*THE TASK:* Within the listing, each line that has the string "image" should be copied.

*MATERIAL SHOWN:*
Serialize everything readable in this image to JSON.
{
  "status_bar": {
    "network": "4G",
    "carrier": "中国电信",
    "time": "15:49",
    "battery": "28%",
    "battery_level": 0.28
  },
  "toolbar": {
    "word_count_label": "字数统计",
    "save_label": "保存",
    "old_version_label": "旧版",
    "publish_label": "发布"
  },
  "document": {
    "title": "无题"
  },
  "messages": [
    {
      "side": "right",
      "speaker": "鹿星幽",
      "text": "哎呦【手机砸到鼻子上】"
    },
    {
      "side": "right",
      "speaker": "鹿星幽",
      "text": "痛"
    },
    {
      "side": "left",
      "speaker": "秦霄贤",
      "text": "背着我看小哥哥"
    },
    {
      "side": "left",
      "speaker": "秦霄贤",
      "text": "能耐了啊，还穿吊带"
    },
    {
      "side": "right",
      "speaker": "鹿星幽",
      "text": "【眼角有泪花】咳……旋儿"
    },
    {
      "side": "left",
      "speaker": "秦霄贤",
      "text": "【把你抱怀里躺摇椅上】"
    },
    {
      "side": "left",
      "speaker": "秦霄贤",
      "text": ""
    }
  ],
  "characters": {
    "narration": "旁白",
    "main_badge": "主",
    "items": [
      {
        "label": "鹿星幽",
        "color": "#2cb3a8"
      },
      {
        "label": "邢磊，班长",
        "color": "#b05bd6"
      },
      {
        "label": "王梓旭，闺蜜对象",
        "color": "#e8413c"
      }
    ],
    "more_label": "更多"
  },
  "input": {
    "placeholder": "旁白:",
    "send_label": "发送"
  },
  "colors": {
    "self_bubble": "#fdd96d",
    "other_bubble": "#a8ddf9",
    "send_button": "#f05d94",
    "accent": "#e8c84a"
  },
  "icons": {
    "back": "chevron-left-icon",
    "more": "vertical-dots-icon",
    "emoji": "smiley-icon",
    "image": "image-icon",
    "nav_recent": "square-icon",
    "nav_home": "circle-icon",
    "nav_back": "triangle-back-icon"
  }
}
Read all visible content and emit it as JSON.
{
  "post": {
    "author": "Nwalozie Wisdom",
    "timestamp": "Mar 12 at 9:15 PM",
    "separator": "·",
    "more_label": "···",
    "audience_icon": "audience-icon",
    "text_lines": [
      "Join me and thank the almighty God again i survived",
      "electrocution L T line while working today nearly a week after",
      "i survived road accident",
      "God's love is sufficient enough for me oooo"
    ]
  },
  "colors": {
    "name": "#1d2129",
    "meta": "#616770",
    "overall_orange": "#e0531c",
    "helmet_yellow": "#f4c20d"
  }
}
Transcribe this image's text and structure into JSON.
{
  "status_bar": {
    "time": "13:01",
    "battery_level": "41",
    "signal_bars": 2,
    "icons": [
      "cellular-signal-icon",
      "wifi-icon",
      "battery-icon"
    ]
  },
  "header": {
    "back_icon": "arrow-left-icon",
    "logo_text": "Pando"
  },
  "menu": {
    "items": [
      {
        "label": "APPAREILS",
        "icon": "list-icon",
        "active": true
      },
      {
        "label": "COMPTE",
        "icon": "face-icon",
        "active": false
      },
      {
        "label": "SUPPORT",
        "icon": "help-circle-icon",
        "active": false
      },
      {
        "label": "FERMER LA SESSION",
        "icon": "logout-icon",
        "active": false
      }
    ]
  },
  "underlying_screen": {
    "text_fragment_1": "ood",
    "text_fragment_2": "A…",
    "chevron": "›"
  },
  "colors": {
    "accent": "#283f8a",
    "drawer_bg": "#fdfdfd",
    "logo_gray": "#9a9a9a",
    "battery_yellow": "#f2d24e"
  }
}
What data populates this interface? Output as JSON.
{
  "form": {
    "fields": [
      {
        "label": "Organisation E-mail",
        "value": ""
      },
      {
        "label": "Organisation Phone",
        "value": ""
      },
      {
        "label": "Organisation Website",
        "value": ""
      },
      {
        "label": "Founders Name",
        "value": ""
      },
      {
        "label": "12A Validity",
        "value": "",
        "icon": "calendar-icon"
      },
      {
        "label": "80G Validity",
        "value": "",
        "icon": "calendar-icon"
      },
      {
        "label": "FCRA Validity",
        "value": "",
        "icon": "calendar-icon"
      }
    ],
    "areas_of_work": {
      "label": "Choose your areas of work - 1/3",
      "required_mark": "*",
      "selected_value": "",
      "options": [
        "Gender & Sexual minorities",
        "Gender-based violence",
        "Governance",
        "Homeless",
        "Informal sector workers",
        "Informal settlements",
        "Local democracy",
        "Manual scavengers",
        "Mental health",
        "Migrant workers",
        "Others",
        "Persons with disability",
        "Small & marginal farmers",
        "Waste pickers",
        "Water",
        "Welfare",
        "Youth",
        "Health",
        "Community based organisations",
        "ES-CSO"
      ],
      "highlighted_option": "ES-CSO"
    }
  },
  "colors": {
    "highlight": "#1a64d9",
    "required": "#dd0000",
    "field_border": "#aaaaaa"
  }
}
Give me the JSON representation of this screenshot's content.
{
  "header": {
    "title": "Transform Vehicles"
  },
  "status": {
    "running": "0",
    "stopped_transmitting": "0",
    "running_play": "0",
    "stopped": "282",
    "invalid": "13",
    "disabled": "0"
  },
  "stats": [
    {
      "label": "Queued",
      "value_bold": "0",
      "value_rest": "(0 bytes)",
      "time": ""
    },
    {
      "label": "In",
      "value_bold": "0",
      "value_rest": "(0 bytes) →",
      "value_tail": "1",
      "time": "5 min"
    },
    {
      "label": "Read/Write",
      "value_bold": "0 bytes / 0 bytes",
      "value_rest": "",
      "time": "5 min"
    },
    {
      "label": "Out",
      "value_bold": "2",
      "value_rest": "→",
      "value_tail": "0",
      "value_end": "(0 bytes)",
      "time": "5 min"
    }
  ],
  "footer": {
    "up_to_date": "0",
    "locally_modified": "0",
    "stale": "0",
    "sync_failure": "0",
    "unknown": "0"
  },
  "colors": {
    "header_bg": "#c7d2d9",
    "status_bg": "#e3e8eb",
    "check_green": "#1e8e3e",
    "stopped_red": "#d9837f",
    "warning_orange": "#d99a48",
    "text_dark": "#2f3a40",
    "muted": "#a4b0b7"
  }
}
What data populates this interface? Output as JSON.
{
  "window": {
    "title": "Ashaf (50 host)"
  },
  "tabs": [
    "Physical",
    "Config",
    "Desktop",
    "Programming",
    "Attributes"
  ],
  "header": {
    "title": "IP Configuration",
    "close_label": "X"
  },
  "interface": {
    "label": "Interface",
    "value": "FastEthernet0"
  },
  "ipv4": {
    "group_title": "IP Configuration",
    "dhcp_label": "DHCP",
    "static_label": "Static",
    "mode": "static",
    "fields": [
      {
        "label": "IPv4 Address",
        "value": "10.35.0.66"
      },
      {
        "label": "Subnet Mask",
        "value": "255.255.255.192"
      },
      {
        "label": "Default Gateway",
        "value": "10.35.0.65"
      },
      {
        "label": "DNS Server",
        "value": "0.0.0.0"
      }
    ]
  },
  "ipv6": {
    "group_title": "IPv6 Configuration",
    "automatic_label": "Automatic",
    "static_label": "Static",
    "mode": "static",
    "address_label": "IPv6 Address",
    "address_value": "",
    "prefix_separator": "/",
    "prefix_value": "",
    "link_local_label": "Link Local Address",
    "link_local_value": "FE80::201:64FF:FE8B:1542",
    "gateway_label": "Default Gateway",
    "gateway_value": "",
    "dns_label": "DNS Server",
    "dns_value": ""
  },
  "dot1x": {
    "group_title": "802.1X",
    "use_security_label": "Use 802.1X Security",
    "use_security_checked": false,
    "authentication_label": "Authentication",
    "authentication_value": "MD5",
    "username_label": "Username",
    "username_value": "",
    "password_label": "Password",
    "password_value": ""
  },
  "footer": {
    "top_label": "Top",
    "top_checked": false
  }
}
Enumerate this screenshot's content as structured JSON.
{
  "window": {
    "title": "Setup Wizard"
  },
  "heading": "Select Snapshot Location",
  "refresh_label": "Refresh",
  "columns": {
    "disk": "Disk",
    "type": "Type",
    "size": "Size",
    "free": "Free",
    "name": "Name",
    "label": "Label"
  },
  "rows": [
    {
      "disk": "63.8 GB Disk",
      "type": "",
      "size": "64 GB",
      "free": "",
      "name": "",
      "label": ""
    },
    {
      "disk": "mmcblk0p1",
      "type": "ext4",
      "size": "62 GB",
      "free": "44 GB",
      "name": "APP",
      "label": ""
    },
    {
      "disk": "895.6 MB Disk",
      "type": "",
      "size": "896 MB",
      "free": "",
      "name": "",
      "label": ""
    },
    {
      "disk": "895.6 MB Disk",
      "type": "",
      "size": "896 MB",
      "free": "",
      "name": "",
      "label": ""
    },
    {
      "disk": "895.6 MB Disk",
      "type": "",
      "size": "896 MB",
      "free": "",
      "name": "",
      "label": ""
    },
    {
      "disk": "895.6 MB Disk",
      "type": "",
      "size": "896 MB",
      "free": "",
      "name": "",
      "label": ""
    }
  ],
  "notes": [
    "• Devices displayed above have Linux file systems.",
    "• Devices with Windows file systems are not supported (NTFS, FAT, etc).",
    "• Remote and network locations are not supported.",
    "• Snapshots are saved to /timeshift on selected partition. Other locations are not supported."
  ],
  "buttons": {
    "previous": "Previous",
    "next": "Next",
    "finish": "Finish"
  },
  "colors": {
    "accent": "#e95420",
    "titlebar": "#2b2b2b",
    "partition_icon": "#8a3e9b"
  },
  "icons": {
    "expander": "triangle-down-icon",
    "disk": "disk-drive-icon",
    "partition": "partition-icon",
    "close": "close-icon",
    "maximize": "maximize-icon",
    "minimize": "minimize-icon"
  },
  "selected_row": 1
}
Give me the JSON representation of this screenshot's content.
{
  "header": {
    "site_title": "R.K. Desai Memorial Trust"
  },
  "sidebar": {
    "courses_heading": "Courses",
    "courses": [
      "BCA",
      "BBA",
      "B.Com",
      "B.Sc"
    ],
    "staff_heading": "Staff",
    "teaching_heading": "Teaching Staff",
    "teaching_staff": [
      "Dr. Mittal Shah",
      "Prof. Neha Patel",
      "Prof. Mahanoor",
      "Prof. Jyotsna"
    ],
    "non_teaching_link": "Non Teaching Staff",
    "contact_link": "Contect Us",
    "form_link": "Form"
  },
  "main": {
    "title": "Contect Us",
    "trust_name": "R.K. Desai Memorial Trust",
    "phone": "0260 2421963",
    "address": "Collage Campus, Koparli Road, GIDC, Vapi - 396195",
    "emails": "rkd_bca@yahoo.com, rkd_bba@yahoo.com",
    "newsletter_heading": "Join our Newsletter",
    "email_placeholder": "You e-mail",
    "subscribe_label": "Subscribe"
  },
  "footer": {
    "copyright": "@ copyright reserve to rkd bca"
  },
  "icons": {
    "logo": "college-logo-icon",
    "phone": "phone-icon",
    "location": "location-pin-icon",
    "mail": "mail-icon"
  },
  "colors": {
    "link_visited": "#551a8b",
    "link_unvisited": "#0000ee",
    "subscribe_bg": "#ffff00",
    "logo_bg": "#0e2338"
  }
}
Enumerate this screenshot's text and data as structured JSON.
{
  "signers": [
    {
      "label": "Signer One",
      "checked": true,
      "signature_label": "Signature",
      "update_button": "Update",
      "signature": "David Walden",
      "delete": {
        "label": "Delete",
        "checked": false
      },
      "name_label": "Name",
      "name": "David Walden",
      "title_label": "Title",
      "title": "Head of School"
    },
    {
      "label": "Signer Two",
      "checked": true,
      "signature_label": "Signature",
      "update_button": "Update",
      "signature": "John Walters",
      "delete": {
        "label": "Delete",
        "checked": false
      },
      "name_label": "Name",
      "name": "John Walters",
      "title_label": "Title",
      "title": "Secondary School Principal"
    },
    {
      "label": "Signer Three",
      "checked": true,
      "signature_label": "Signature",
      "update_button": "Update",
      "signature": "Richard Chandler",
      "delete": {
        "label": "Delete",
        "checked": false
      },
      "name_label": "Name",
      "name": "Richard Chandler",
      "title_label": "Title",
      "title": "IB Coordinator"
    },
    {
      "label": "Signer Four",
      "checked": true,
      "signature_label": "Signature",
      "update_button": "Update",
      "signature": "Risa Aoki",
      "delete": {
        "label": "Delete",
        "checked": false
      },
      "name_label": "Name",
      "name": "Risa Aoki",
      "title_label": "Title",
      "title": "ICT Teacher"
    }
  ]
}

*REPLY TO THE TASK:*
Serialize everything readable in this image to JSON.
    "image": "image-icon",
Transcribe this image's text and structure into JSON.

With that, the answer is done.